The U.S. Senate, without objection from any lawmaker of either party, adopted legislation on Tuesday recognizing “the growing economic potential of industrial hemp” as well as its “historical relevance.”
The resolution, which was passed to commemorate “Hemp History Week,” also decries the fact that ” the United States is the largest consumer of hemp products in the world , but the United States is the only major industrialized country that restricts hemp farming.” Publicly held company in the cannabis space, ticker symbol mCig, Inc. Trading as MCIG on OTCQB, is celebrating as it growing its crop of Hemp in State of New York.
“Despite the legitimate uses of hemp, many agricultural producers of the United States are prohibited under current law from growing hemp,” the measure reads. “Because most hemp cannot be grown legally in the United States, raw hemp material and hemp products are imported for sale in the United States.”
While this is the third year in a row that the Senate has adopted a nonbinding resolution recognizing the value of hemp without actually legalizing it, indications this year point to the strong possibility that Congress will finally take action to change the crop’s status under federal law.
Senate Majority Leader Mitch McConnell (R-KY), for example, recently introduced a bill to legalize hemp, which already has nearly a third of senators signed on as cosponsors.
The GOP leader also said that he intends to attach his hemp language to the larger Farm Bill that is expected to move through Congress soon.
House Republicans blocked an effort to add hemp legalization to that chamber’s version of the broad food and agriculture legislation, but if the hemp provision is successfully inserted into the Senate bill, it stands a good chance of reaching President Trump’s desk.
Previously, McConnell succeeded in attaching language authorizing state industrial hemp research programs into the version of the Farm Bill that was enacted in 2014.
But while he is among the foremost champions for hemp in all of Congress, the Kentucky Republican is no fan of legalizing its cannabis cousin, marijuana. “These are two entirely separate plants,” he said in a press conference last month.
On Tuesday, it was the majority leader himself who movedthat the Senate adopt the resolution designating June 4-10 as Hemp History Week.
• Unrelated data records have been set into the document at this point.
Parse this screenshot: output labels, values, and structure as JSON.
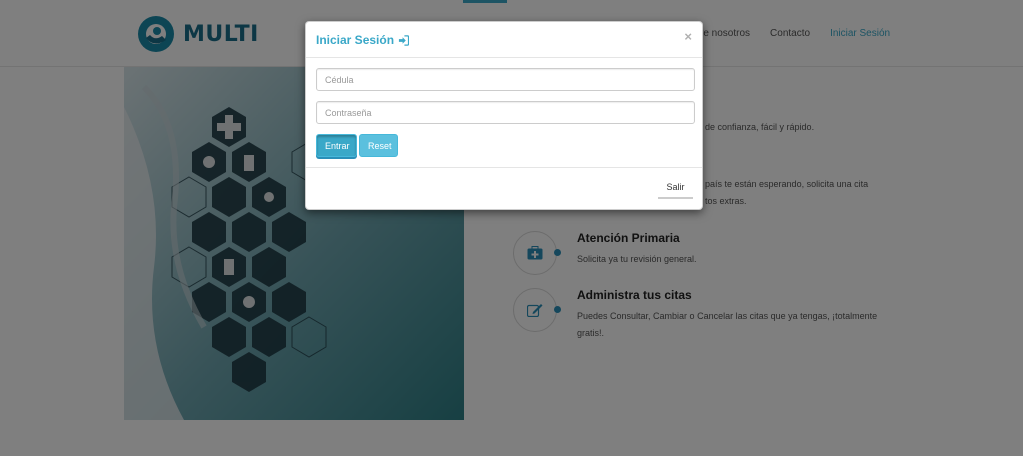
{
  "navbar": {
    "brand": "MULTI",
    "links": [
      "re nosotros",
      "Contacto",
      "Iniciar Sesión"
    ]
  },
  "features": [
    {
      "desc_fragment": "de confianza, fácil y rápido."
    },
    {
      "desc_fragment_1": "país te están esperando, solicita una cita",
      "desc_fragment_2": "tos extras."
    },
    {
      "title": "Atención Primaria",
      "desc": "Solicita ya tu revisión general.",
      "icon": "medical-kit-icon"
    },
    {
      "title": "Administra tus citas",
      "desc": "Puedes Consultar, Cambiar o Cancelar las citas que ya tengas, ¡totalmente gratis!.",
      "icon": "edit-icon"
    }
  ],
  "modal": {
    "title": "Iniciar Sesión",
    "close": "×",
    "cedula_placeholder": "Cédula",
    "password_placeholder": "Contraseña",
    "enter_label": "Entrar",
    "reset_label": "Reset",
    "exit_label": "Salir"
  },
  "colors": {
    "accent": "#3aa8c8",
    "brand": "#1a6e8a",
    "button": "#5bc0de"
  }
}
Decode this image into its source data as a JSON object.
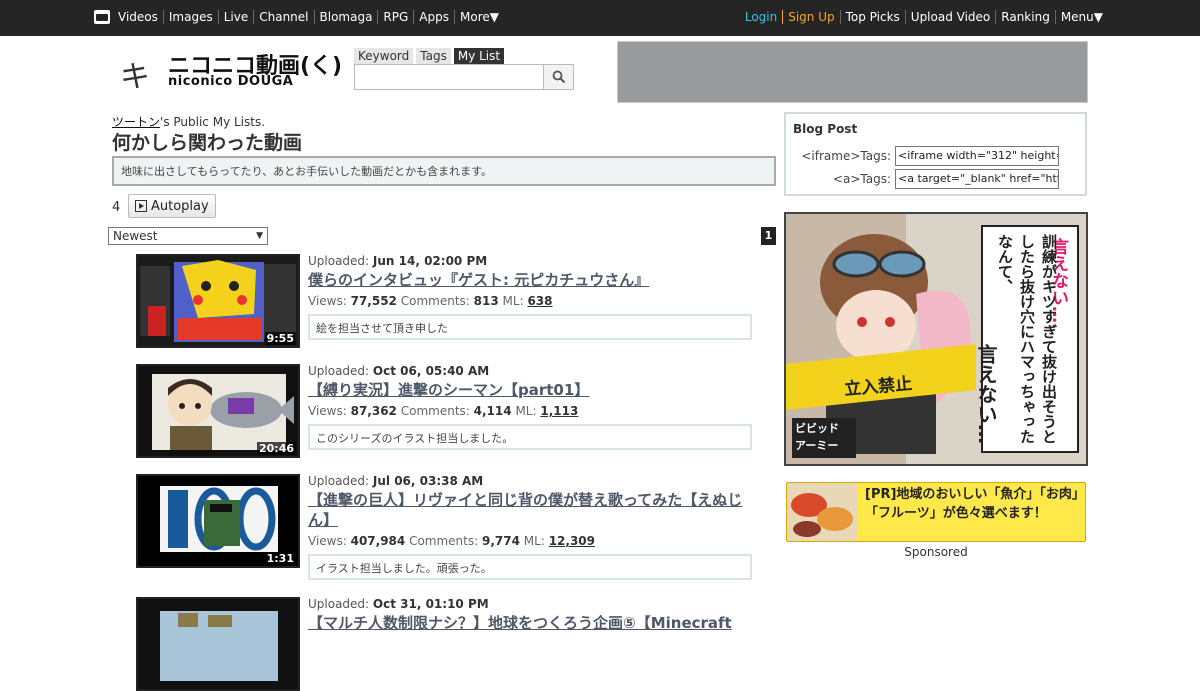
{
  "topbar": {
    "left_items": [
      "Videos",
      "Images",
      "Live",
      "Channel",
      "Blomaga",
      "RPG",
      "Apps",
      "More▼"
    ],
    "right_items": {
      "login": "Login",
      "signup": "Sign Up",
      "top_picks": "Top Picks",
      "upload": "Upload Video",
      "ranking": "Ranking",
      "menu": "Menu▼"
    }
  },
  "logo": {
    "ki": "キ",
    "main": "ニコニコ動画(く)",
    "sub": "niconico DOUGA"
  },
  "search": {
    "tabs": [
      "Keyword",
      "Tags",
      "My List"
    ],
    "active_tab": "My List",
    "value": ""
  },
  "mylist": {
    "owner_name": "ツートン",
    "owner_suffix": "'s Public My Lists.",
    "title": "何かしら関わった動画",
    "description": "地味に出さしてもらってたり、あとお手伝いした動画だとかも含まれます。",
    "count": "4",
    "autoplay_label": "Autoplay",
    "sort_value": "Newest",
    "page_number": "1"
  },
  "videos": [
    {
      "uploaded_label": "Uploaded: ",
      "uploaded": "Jun 14, 02:00 PM",
      "title": "僕らのインタビュッ『ゲスト: 元ピカチュウさん』",
      "views_label": "Views: ",
      "views": "77,552",
      "comments_label": "Comments: ",
      "comments": "813",
      "ml_label": "ML: ",
      "ml": "638",
      "duration": "9:55",
      "note": "絵を担当させて頂き申した"
    },
    {
      "uploaded_label": "Uploaded: ",
      "uploaded": "Oct 06, 05:40 AM",
      "title": "【縛り実況】進撃のシーマン【part01】",
      "views_label": "Views: ",
      "views": "87,362",
      "comments_label": "Comments: ",
      "comments": "4,114",
      "ml_label": "ML: ",
      "ml": "1,113",
      "duration": "20:46",
      "note": "このシリーズのイラスト担当しました。"
    },
    {
      "uploaded_label": "Uploaded: ",
      "uploaded": "Jul 06, 03:38 AM",
      "title": "【進撃の巨人】リヴァイと同じ背の僕が替え歌ってみた【えぬじん】",
      "views_label": "Views: ",
      "views": "407,984",
      "comments_label": "Comments: ",
      "comments": "9,774",
      "ml_label": "ML: ",
      "ml": "12,309",
      "duration": "1:31",
      "note": "イラスト担当しました。頑張った。"
    },
    {
      "uploaded_label": "Uploaded: ",
      "uploaded": "Oct 31, 01:10 PM",
      "title": "【マルチ人数制限ナシ？】地球をつくろう企画⑤【Minecraft"
    }
  ],
  "blog": {
    "title": "Blog Post",
    "iframe_label": "<iframe>Tags:",
    "iframe_value": "<iframe width=\"312\" height=\"17",
    "a_label": "<a>Tags:",
    "a_value": "<a target=\"_blank\" href=\"https"
  },
  "ad_big": {
    "text1": "言えない…",
    "text2": "訓練がキツすぎて抜け出そうとしたら抜け穴にハマっちゃったなんて、",
    "text3": "言えない…",
    "sign": "立入禁止",
    "logo_top": "ビビッド",
    "logo_bottom": "アーミー"
  },
  "ad_small": {
    "text": "[PR]地域のおいしい「魚介」「お肉」「フルーツ」が色々選べます！"
  },
  "sponsored": "Sponsored"
}
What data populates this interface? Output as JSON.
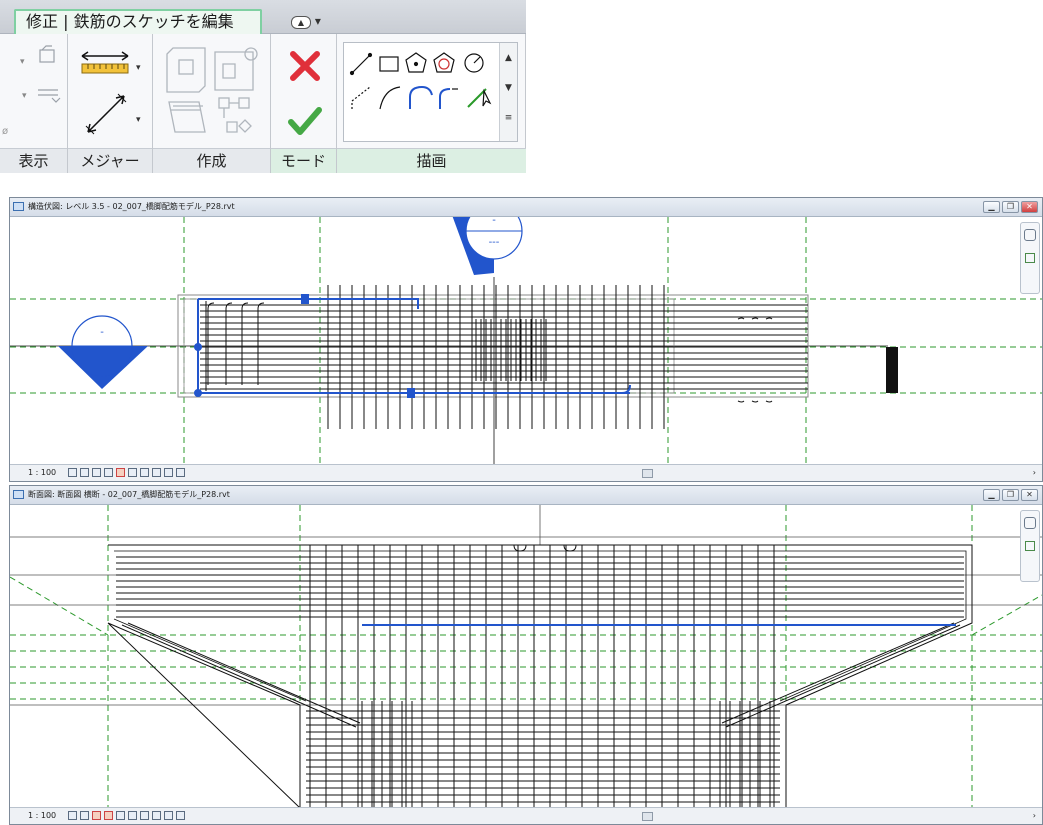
{
  "ribbon": {
    "active_tab": "修正 | 鉄筋のスケッチを編集",
    "panels": {
      "display": "表示",
      "measure": "メジャー",
      "create": "作成",
      "mode": "モード",
      "draw": "描画"
    }
  },
  "top_view": {
    "title": "構造伏図: レベル 3.5 - 02_007_橋脚配筋モデル_P28.rvt",
    "scale": "1 : 100",
    "marker_top_text": "-",
    "marker_bottom_text": "---"
  },
  "bottom_view": {
    "title": "断面図: 断面図 横断 - 02_007_橋脚配筋モデル_P28.rvt",
    "scale": "1 : 100"
  },
  "colors": {
    "accent_green": "#7fd0a2",
    "sketch_blue": "#2255cc",
    "grid_green": "#2e9a2e",
    "rebar_black": "#111111"
  },
  "icons": [
    "measure-icon",
    "dimension-icon",
    "create-similar-icon",
    "cancel-edit-icon",
    "finish-edit-icon",
    "line-icon",
    "rectangle-icon",
    "polygon-icon",
    "circle-icon",
    "arc-icon",
    "pick-lines-icon"
  ]
}
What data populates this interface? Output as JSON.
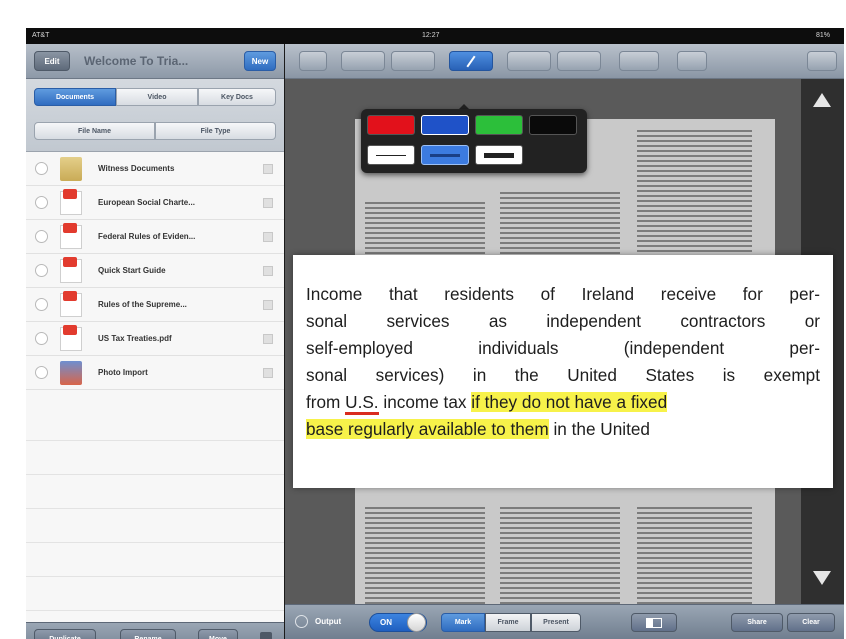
{
  "status_bar": {
    "carrier": "AT&T",
    "time": "12:27",
    "battery": "81%"
  },
  "left_panel": {
    "edit_label": "Edit",
    "title": "Welcome To Tria...",
    "new_label": "New",
    "segments": [
      "Documents",
      "Video",
      "Key Docs"
    ],
    "active_segment": 0,
    "sort_options": [
      "File Name",
      "File Type"
    ],
    "files": [
      {
        "name": "Witness Documents",
        "icon": "folder-icon"
      },
      {
        "name": "European Social Charte...",
        "icon": "pdf-icon"
      },
      {
        "name": "Federal Rules of Eviden...",
        "icon": "pdf-icon"
      },
      {
        "name": "Quick Start Guide",
        "icon": "pdf-icon"
      },
      {
        "name": "Rules of the Supreme...",
        "icon": "pdf-icon"
      },
      {
        "name": "US Tax Treaties.pdf",
        "icon": "pdf-icon"
      },
      {
        "name": "Photo Import",
        "icon": "photo-icon"
      }
    ],
    "toolbar": {
      "duplicate": "Duplicate",
      "rename": "Rename",
      "move": "Move"
    }
  },
  "palette": {
    "colors": [
      "#e2111b",
      "#1f52c8",
      "#2cbf3a",
      "#0a0a0a"
    ],
    "selected_color_index": 1,
    "line_widths": [
      "thin",
      "medium",
      "thick"
    ],
    "selected_width_index": 1
  },
  "zoom_text": {
    "line1": "Income that residents of Ireland receive for per-",
    "line2": "sonal services as independent contractors or",
    "line3": "self-employed individuals (independent per-",
    "line4": "sonal services) in the United States is exempt",
    "line5_a": "from ",
    "line5_us": "U.S.",
    "line5_b": " income tax ",
    "line5_hl": "if they do not have a fixed",
    "line6_hl": "base regularly available to them",
    "line6_b": " in the United"
  },
  "bottom_toolbar": {
    "output_label": "Output",
    "toggle": "ON",
    "modes": [
      "Mark",
      "Frame",
      "Present"
    ],
    "active_mode": 0,
    "share_label": "Share",
    "clear_label": "Clear"
  }
}
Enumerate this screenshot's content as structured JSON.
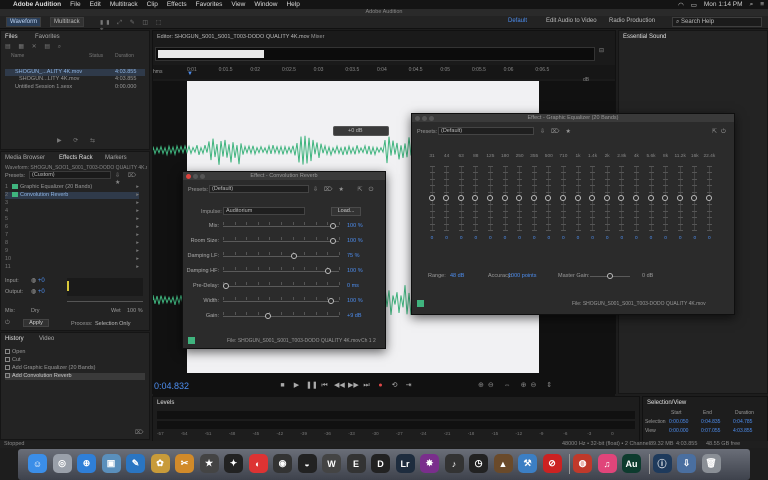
{
  "menubar": {
    "apple": "",
    "app": "Adobe Audition",
    "items": [
      "File",
      "Edit",
      "Multitrack",
      "Clip",
      "Effects",
      "Favorites",
      "View",
      "Window",
      "Help"
    ],
    "right": [
      "Mon 1:14 PM"
    ]
  },
  "app_title": "Adobe Audition",
  "toolbar": {
    "waveform": "Waveform",
    "multitrack": "Multitrack",
    "workspace": "Default",
    "edit_video": "Edit Audio to Video",
    "radio": "Radio Production",
    "search_placeholder": "Search Help"
  },
  "files": {
    "tab1": "Files",
    "tab2": "Favorites",
    "cols": [
      "Name",
      "Status",
      "Duration"
    ],
    "items": [
      {
        "name": "SHOGUN_...ALITY 4K.mov",
        "duration": "4:03.855",
        "sel": true
      },
      {
        "name": "SHOGUN...LITY 4K.mov",
        "duration": "4:03.855"
      },
      {
        "name": "Untitled Session 1.sesx",
        "duration": "0:00.000"
      }
    ]
  },
  "media": {
    "tab1": "Media Browser",
    "tab2": "Effects Rack",
    "tab3": "Markers",
    "tabnote": "Effects Rack",
    "presets_label": "Presets:",
    "preset": "(Custom)",
    "clip_label": "Waveform: SHOGUN_SOO1_S001_T003-DODO QUALITY 4K.mov",
    "fx": [
      "Graphic Equalizer (20 Bands)",
      "Convolution Reverb",
      "",
      "",
      "",
      "",
      "",
      "",
      "",
      "",
      ""
    ]
  },
  "mix": {
    "input": "Input:",
    "output": "Output:",
    "db": "+0",
    "mix_label": "Mix:",
    "dry": "Dry",
    "wet": "Wet",
    "wet_pct": "100 %",
    "apply": "Apply",
    "process_label": "Process:",
    "process_value": "Selection Only"
  },
  "history": {
    "tab1": "History",
    "tab2": "Video",
    "items": [
      "Open",
      "Cut",
      "Add Graphic Equalizer (20 Bands)",
      "Add Convolution Reverb"
    ]
  },
  "editor": {
    "title": "Editor: SHOGUN_S001_S001_T003-DODO QUALITY 4K.mov",
    "mixer": "Mixer",
    "ruler": [
      "0:01",
      "0:01.5",
      "0:02",
      "0:02.5",
      "0:03",
      "0:03.5",
      "0:04",
      "0:04.5",
      "0:05",
      "0:05.5",
      "0:06",
      "0:06.5"
    ],
    "hms": "hms",
    "db_label": "dB",
    "db_ticks": [
      "-3",
      "-6",
      "-12",
      "-18",
      "-24"
    ],
    "hud_value": "+0 dB"
  },
  "timecode": "0:04.832",
  "transport": [
    "■",
    "▶",
    "❚❚",
    "⏮",
    "◀◀",
    "▶▶",
    "⏭",
    "●",
    "⟲",
    "⇥"
  ],
  "levels": {
    "title": "Levels",
    "ticks": [
      "-57",
      "-54",
      "-51",
      "-48",
      "-45",
      "-42",
      "-39",
      "-36",
      "-33",
      "-30",
      "-27",
      "-24",
      "-21",
      "-18",
      "-15",
      "-12",
      "-9",
      "-6",
      "-3",
      "0"
    ]
  },
  "selview": {
    "title": "Selection/View",
    "cols": [
      "Start",
      "End",
      "Duration"
    ],
    "rows": [
      {
        "name": "Selection",
        "start": "0:00.050",
        "end": "0:04.835",
        "duration": "0:04.785"
      },
      {
        "name": "View",
        "start": "0:00.000",
        "end": "0:07.055",
        "duration": "4:03.855"
      }
    ]
  },
  "status": {
    "left": "Stopped",
    "right": [
      "48000 Hz • 32-bit (float) • 2 Channel",
      "89.32 MB",
      "4:03.855",
      "48.55 GB free"
    ]
  },
  "reverb": {
    "title": "Effect - Convolution Reverb",
    "presets_label": "Presets:",
    "preset": "(Default)",
    "impulse_label": "Impulse:",
    "impulse": "Auditorium",
    "load": "Load...",
    "params": [
      {
        "label": "Mix:",
        "value": "100 %"
      },
      {
        "label": "Room Size:",
        "value": "100 %"
      },
      {
        "label": "Damping LF:",
        "value": "75 %"
      },
      {
        "label": "Damping HF:",
        "value": "100 %"
      },
      {
        "label": "Pre-Delay:",
        "value": "0 ms"
      },
      {
        "label": "Width:",
        "value": "100 %"
      },
      {
        "label": "Gain:",
        "value": "+9 dB"
      }
    ],
    "param_levels": [
      0.97,
      0.97,
      0.62,
      0.93,
      0.0,
      0.95,
      0.38
    ],
    "footer": "File: SHOGUN_S001_S001_T003-DODO QUALITY 4K.mov",
    "channels_label": "Ch 1 2"
  },
  "geq": {
    "title": "Effect - Graphic Equalizer (20 Bands)",
    "presets_label": "Presets:",
    "preset": "(Default)",
    "bands": [
      "31",
      "44",
      "63",
      "88",
      "125",
      "180",
      "250",
      "355",
      "500",
      "710",
      "1k",
      "1.4k",
      "2k",
      "2.8k",
      "4k",
      "5.6k",
      "8k",
      "11.2k",
      "16k",
      "22.4k"
    ],
    "scale": [
      "+20",
      "+16",
      "+12",
      "+8",
      "+4",
      "0",
      "-4",
      "-8",
      "-12",
      "-16",
      "-20"
    ],
    "range_label": "Range:",
    "range": "48 dB",
    "accuracy_label": "Accuracy:",
    "accuracy": "1000 points",
    "master_label": "Master Gain:",
    "master": "0 dB",
    "footer": "File: SHOGUN_S001_S001_T003-DODO QUALITY 4K.mov"
  },
  "dock": [
    {
      "name": "finder-icon",
      "color": "#3b8ee8",
      "glyph": "☺"
    },
    {
      "name": "launchpad-icon",
      "color": "#9aa0aa",
      "glyph": "◎"
    },
    {
      "name": "safari-icon",
      "color": "#2f7fd8",
      "glyph": "⊕"
    },
    {
      "name": "preview-icon",
      "color": "#5a8fbc",
      "glyph": "▣"
    },
    {
      "name": "photos-icon",
      "color": "#2a75c2",
      "glyph": "✎"
    },
    {
      "name": "notes-icon",
      "color": "#c89b3a",
      "glyph": "✿"
    },
    {
      "name": "claquette-icon",
      "color": "#d18a2a",
      "glyph": "✂"
    },
    {
      "name": "imovie-icon",
      "color": "#444",
      "glyph": "★"
    },
    {
      "name": "finalcut-icon",
      "color": "#222",
      "glyph": "✦"
    },
    {
      "name": "speedgrade-icon",
      "color": "#d33",
      "glyph": "◐"
    },
    {
      "name": "resolve-icon",
      "color": "#333",
      "glyph": "◉"
    },
    {
      "name": "photoshop-icon",
      "color": "#222",
      "glyph": "◒"
    },
    {
      "name": "wordpress-icon",
      "color": "#444",
      "glyph": "W"
    },
    {
      "name": "epub-icon",
      "color": "#333",
      "glyph": "E"
    },
    {
      "name": "dreamweaver-icon",
      "color": "#222",
      "glyph": "D"
    },
    {
      "name": "lightroom-icon",
      "color": "#1e2c3e",
      "glyph": "Lr"
    },
    {
      "name": "davinci-icon",
      "color": "#7a2e8c",
      "glyph": "✸"
    },
    {
      "name": "piano-icon",
      "color": "#333",
      "glyph": "♪"
    },
    {
      "name": "clock-icon",
      "color": "#222",
      "glyph": "◷"
    },
    {
      "name": "camera-icon",
      "color": "#6a4a2a",
      "glyph": "▲"
    },
    {
      "name": "xcode-icon",
      "color": "#3c7fc4",
      "glyph": "⚒"
    },
    {
      "name": "block-icon",
      "color": "#c22",
      "glyph": "⊘"
    },
    {
      "name": "divider",
      "color": "transparent",
      "glyph": ""
    },
    {
      "name": "launcher-icon",
      "color": "#c0392b",
      "glyph": "◍"
    },
    {
      "name": "itunes-icon",
      "color": "#e0457a",
      "glyph": "♫"
    },
    {
      "name": "audition-icon",
      "color": "#0d3b2e",
      "glyph": "Au"
    },
    {
      "name": "divider",
      "color": "transparent",
      "glyph": ""
    },
    {
      "name": "system-prefs-icon",
      "color": "#1e3a5c",
      "glyph": "ⓘ"
    },
    {
      "name": "downloads-icon",
      "color": "#4a6fa0",
      "glyph": "⇩"
    },
    {
      "name": "trash-icon",
      "color": "#8a8f96",
      "glyph": "🗑"
    }
  ]
}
No senators objected, and it was approved within a matter of seconds.
“Industrial hemp is an agricultural commodity that has been used for centuries to produce many innovative industrial and consumer products, including soap, fabric, textiles, construction materials, clothing, paper, cosmetics, food, and beverages,” the resolution states. “Industrial hemp holds great potential to bolster the agricultural economy of the United States.”
The measure, sponsored by Sen. Ron Wyden (D-OR) and cosponsored by McConnell, along with Sens. Rand Paul (R-KY) and Jeff Merkley (D-OR), notes that “the value of hemp imported into the United States for use in the production of other retail products is estimated at approximately $76,000,000 annually.”
It also cites projections that the annual market value of hemp retail sales in the U.S. is worth more than $688 million.
“We applaud Leader McConnell and Senator Wyden for acknowledging the fast growing hemp industry during Hemp History Week,” Eric Steenstra, president of Vote Hemp, said in an email. “Their resolution highlights the need to pass the Hemp Farming Act and remove barriers facing farmers and businesses.”
Last month, a key Senate committee set aside half a million dollars to support the restoration of a federal hemp seed genebank, and the U.S. Drug Enforcement Administration sent an internal directive instructing agents not to go after legal hemp products.
The senators sponsoring the hemp resolution approved on Tuesday each issued statements about it:
“It’s long overdue that we reverse the misguided ban on growing hemp in the United States and recognize the realities of science and the economy in the 21st Century. Removing the commonsense-defying restrictions on the domestic growth of hemp will unlock hemp’s full potential to bolster American agriculture, create good-paying jobs and support our economy. I’m going to keep working with my colleagues on both sides of the aisle to make it legal once again to grow hemp in this country, by passing our Hemp Farming Act into law.”
“Since Kentucky’s earliest days, industrial hemp has played a foundational role in our agricultural history and economy. With our Hemp Farming Act of 2018, I believe that hemp can also be an important part of our future. Removing hemp from the federal list of controlled substances will give our farm communities the opportunity to explore the potential of this versatile crop. I am proud to join with farmers, processors and manufacturers across Kentucky to celebrate Hemp History Week as we work together on the plant’s growing future.”
“Industrial hemp has had a long and productive history in the U.S., and it’s time to revive that history now for the 21st Century. Outdated policies should not stand in the way of our American farmers growing a crop that is already used to make products sold all across the U.S.”
“I am pleased to see the Senate acknowledge hemp’s historical importance by passing our resolution to declare this ‘Hemp History Week,’ and I urge the Senate to take the next step by passing our Hemp Farming Act. It’s time for our farmers to be free to fully compete in this industry on the world stage and to reverse an outdated prohibition that has held back Kentucky’s economy.”